Author Archives: George Simmers

After many years as a teacher, I retired and began researching for a Ph.D. on the fiction of the Great War – especially the books, stories and plays that were written during the War or immediately afterwards.

What Helen Zenna Smith did next

It’s good to read someone enthusiastic for Not So Quiet… by ‘Helen Zenna Smith’ (alias Evadne Price). On the Paris Review website, Lucy Scholes makes a strong case for the book (admiring it with fewer reservations than I did in my 2014 paper on Evadne Price and her rather wonderful life of untruths.) Lucy Scholes […]

Arnold Bennett at the MOI

I’ve just added a new piece to my online ‘Pieces of Longer Writing’. It’s the text of a paper I gave at an Arnold Bennett Society conference in Stoke in 2017, giving an account of Bennett’s work when he was at the Ministry of Information in 1918.
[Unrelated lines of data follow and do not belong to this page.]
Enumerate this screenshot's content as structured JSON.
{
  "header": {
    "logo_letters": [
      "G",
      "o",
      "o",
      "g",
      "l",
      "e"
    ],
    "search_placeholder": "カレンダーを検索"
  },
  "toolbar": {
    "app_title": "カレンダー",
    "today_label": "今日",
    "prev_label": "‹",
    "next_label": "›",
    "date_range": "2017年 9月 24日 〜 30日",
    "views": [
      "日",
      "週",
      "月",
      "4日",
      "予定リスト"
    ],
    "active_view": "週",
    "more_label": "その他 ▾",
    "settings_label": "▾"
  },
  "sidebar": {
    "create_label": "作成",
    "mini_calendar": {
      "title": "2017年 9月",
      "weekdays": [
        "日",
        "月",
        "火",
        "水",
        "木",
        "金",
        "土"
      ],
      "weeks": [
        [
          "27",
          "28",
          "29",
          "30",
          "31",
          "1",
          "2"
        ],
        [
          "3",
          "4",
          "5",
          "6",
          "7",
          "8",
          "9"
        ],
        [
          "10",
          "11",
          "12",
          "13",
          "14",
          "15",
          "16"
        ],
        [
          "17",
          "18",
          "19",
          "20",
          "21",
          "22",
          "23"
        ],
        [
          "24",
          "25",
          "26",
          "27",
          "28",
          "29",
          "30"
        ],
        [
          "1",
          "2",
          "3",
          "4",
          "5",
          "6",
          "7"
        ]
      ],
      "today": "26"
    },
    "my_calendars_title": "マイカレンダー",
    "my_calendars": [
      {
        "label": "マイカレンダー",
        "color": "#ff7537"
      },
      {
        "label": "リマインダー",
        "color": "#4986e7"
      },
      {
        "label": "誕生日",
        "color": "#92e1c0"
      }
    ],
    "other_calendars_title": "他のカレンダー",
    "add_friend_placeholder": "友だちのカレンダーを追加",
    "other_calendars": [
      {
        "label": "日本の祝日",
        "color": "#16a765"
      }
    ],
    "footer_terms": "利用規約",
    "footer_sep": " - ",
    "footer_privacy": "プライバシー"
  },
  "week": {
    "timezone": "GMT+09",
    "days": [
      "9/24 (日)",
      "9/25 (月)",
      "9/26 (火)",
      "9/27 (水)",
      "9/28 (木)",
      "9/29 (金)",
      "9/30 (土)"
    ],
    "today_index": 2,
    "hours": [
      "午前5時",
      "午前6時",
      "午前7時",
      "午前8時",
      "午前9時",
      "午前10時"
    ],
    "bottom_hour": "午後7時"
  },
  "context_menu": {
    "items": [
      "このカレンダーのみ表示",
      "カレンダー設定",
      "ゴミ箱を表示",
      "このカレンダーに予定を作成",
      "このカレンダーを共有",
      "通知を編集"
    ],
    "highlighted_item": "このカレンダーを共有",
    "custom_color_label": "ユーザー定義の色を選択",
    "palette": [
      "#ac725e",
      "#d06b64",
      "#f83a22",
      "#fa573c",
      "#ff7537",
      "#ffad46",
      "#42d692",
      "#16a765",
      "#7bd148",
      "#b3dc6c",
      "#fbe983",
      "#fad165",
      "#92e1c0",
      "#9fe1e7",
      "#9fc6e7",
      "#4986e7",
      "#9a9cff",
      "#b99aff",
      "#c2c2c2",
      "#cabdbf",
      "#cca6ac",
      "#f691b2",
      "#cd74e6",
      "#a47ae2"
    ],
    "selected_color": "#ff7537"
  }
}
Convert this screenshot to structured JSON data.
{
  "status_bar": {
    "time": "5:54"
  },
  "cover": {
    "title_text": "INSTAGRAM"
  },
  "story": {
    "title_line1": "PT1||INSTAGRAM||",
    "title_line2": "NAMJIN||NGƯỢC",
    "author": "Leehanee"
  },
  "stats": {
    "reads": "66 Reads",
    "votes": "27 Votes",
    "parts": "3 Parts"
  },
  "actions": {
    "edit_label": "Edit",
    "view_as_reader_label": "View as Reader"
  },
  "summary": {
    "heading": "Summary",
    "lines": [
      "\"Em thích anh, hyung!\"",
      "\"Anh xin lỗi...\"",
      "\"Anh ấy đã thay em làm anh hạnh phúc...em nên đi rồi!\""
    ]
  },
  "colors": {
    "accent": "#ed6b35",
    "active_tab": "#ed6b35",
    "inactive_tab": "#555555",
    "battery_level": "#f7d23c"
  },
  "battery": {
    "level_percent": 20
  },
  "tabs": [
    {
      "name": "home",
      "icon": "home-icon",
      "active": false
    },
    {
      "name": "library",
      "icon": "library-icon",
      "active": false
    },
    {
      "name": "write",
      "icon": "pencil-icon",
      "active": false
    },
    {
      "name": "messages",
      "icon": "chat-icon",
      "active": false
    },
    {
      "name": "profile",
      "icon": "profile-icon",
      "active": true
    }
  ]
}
Robert Blake (and Sexton)

Sanjay Sircar, a reader of this blog, has sent me an interesting footnote to my long-ago posts about the Sexton Blake detective magazines. His mother , Rani Sircar, wrote a memoir, Dancing Round the Maypole: Growing Out of British India (New Delhi: Rupa, 2003). In this she records that at school in Madras in the […]

Kipling advertises War Bonds

I spent a pleasant day in the British Library at Boston Spa yesterday, looking at copies of the Star evening newspaper for 1918. Among the things that caught my eye was this advertisement for War Bonds, featuring Kipling at his most rhetorically fierce. I’ve read quite a bit of war propaganda over the years, but […]

London Opinion

It’s a long time since I was seriously collecting variations on the ‘white feather’ theme, but today I was delighted to come across a postwar variation on the theme in London Opinion, in early 1919, when everyone was asking when demobilisation was going to happen:

Sound Mirrors

There’s an interesting article on the BBC News website about the concrete sound mirrors erected on the British coast during the First World War. These were designed to catch and amplify the sound of incoming aircraft, and so give warning of air raids. The technology was apparently still being developed till the thirties, when it […]

Commando No 5181

Commando comics have been on sale since 1961. For those who don’t know them – they have a small, square format, containing 64 pages of black-and-white drawings telling a war story, most often about the Second World War. They are published by D.C. Thompson of Dundee, publishers of the once-mighty Beano. The Beano is not […]

P.G. Wodehouse – the Man and his Work

The P.G. Wodehouse exhibition at the British Library that I mentioned a few weeks ago is now happily in place, and Marion and I visited while in London earlier this week. It is a fairly  small affair, in the Sir John Ritblat Treasures of the British Library room. The last exhibit I saw in that space […]

Munnings as war artist

In my ignorance, I had never realised that Alfred Munnings was a war artist. Has he featured in any of the war painting exhibitions I’ve seen over the years? If so, I don’t remember.  But a war artist he was, in 1918, embedded within the Canadian cavalry, and later with the Canadian Forestry Corps. Usually […]

Not Such Quiet Girls…

This is just a brief note to say how much I enjoyed Not Such Quiet Girls… presented by Opera North in the Howard Assembly rooms in Leeds last week. The main storyline is about a lesbian relationship that flowers in France but collapses with the end of the war. (Hall is perhaps the main influence […]